__GIVEN RECORDS__:
# # # # #
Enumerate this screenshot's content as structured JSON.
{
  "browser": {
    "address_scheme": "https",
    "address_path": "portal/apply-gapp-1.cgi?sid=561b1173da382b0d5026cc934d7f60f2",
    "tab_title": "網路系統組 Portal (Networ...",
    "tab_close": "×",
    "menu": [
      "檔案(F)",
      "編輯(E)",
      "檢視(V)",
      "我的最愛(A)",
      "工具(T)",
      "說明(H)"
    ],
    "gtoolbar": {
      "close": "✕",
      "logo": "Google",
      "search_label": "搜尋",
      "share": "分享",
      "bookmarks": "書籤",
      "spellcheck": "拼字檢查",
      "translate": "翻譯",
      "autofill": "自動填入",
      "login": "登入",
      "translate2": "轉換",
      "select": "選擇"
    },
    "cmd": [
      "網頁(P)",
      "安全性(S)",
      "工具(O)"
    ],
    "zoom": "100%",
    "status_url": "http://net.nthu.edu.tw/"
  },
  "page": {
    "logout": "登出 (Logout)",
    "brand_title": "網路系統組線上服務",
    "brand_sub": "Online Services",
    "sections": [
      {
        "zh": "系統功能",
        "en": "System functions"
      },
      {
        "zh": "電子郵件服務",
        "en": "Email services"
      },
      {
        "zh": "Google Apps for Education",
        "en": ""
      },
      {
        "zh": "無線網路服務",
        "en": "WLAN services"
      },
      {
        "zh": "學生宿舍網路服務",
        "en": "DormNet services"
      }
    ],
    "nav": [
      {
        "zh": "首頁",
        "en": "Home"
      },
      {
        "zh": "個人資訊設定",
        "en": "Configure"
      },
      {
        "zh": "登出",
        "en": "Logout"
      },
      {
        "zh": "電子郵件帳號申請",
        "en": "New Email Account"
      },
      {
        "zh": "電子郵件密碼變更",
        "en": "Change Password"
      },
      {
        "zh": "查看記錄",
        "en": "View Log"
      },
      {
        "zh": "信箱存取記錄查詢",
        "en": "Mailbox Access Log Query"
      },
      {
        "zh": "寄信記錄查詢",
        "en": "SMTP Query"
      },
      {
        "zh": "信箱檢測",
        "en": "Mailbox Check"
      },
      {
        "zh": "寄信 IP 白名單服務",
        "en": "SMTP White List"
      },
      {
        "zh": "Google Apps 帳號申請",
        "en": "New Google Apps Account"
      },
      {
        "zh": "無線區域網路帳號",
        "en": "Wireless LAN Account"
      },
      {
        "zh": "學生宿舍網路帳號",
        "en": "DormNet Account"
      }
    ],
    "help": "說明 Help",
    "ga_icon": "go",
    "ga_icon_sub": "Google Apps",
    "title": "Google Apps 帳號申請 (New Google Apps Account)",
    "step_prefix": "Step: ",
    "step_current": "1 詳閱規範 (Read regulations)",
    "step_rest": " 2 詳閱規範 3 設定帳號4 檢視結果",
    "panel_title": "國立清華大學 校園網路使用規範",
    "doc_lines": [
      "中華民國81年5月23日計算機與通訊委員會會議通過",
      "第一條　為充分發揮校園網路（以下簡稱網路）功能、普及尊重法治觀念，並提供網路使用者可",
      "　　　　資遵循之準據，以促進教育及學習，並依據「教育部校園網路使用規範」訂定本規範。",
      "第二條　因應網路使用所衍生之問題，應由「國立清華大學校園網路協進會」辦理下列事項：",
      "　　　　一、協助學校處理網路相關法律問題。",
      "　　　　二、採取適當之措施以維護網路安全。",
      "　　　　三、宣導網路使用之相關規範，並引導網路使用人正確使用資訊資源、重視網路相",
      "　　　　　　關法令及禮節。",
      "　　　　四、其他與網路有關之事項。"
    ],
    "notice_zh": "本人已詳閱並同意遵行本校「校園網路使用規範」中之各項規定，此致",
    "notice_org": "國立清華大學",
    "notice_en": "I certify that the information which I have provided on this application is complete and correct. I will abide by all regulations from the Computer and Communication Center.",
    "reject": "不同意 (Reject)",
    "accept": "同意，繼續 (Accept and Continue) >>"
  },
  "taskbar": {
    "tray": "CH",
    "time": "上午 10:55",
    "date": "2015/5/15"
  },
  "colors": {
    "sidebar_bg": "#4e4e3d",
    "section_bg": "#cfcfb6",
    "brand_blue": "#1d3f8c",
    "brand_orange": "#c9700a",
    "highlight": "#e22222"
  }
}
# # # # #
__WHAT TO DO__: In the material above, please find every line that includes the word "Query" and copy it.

__REPLY TO THE EXERCISE__:
        "en": "Mailbox Access Log Query"
        "en": "SMTP Query"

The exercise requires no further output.